At the same time gully erosion expansion is severe in the control area (Photo courtesy Dr. Tilahun).
The team published an article "Impact of conservation practices on runoff and soil loss in the sub-humid Ethiopian Highlands: The Debre Mawi watershed" in the Journal of Hydrology and Hydromechanics 01/2015. A journal paper entitled "Non-point Source pollution of Dissolved phosphorus in the Ethiopia Highlands: The Awramba watershed near Lake Tana” has been submitted by the group to CLEAN – Soil, Air, Water. Another article was submitted to Frontiers in Earth Science, entitled "Improving efficacy of landscape interventions in the (sub) humid Ethiopian highlands by improved understanding of runoff processes". Five PhD students who were supported by PEER Science plan to present papers at the International Conference on the Advancement of Science and Technology (ICAST-2015) on 9 May 2015 at Bahir Dar University. The titles of the paper are: “Effect of community based soil conservation works on runoff and sediment loss in the Ethiopian highlands: The Birr Watershed”; “Effects of hardpan breaking on hydrological process in Birr watershed, Upper Blue Nile Basin, Ethiopia”; “Hydro-Geomorphological Features at gully headcuts the Humid Northern Ethiopian Highlands, Birr Watershed”, “Contributions of peak sediment events to annual sediment loads before and after BMP installation in the sub-humid Ethiopian highlands: the Debre Mawi watershed”, and “Hydrological Response based rainfall runoff modeling in the Upper Blue Nile Basin”.

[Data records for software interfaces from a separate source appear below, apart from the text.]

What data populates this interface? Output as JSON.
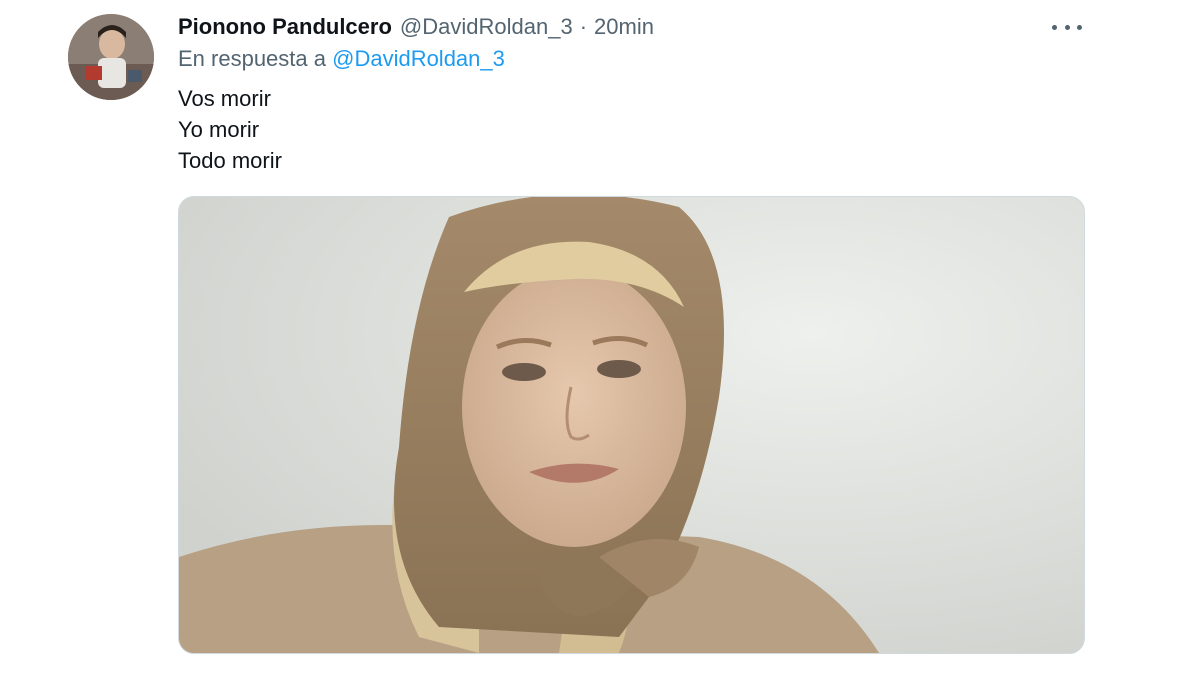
{
  "tweet": {
    "display_name": "Piono​no Pandulcero",
    "handle": "@DavidRoldan_3",
    "separator": "·",
    "time": "20min",
    "reply_prefix": "En respuesta a",
    "reply_to": "@DavidRoldan_3",
    "lines": [
      "Vos morir",
      "Yo morir",
      "Todo morir"
    ],
    "more_icon": "more-horizontal-icon"
  }
}
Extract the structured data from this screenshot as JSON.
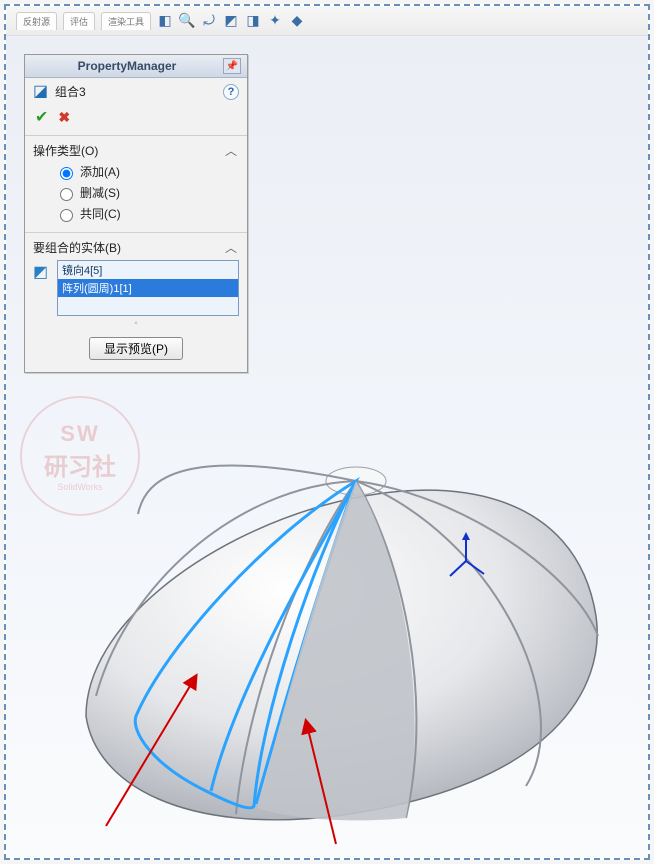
{
  "toolbar": {
    "tabs": [
      "反射源",
      "评估",
      "渲染工具"
    ]
  },
  "panel": {
    "header_title": "PropertyManager",
    "feature_name": "组合3",
    "help_label": "?",
    "section_op": {
      "title": "操作类型(O)",
      "options": {
        "add": "添加(A)",
        "subtract": "删减(S)",
        "common": "共同(C)"
      },
      "selected": "add"
    },
    "section_bodies": {
      "title": "要组合的实体(B)",
      "items": [
        "镜向4[5]",
        "阵列(圆周)1[1]"
      ],
      "selected_index": 1
    },
    "preview_button": "显示预览(P)"
  },
  "watermark": {
    "line1": "SW",
    "line2": "研习社",
    "line3": "SolidWorks"
  }
}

Since early 2016 the team began working on their PEER Evidence-to-Action supplemental project, the goal of which is dissemination of the PEER project research findings by engaging farmers and policymakers. Farmers from areas affected by gully erosion will be brought to watershed sites that successfully implemented gully rehabilitation, where training will be given in community mobilization and rehabilitation design. Two workshops will be convened to discuss study results: a hands-on workshop near the Birr Watershed site for mid-level decision makers and farmers, including field visits and discussion of good practices, and a second workshop in Addis Ababa for high-level policy makers to disseminate research results on effective soil conservation methods. In both workshops, the organizers will present community findings and propose recommendations to improve practices.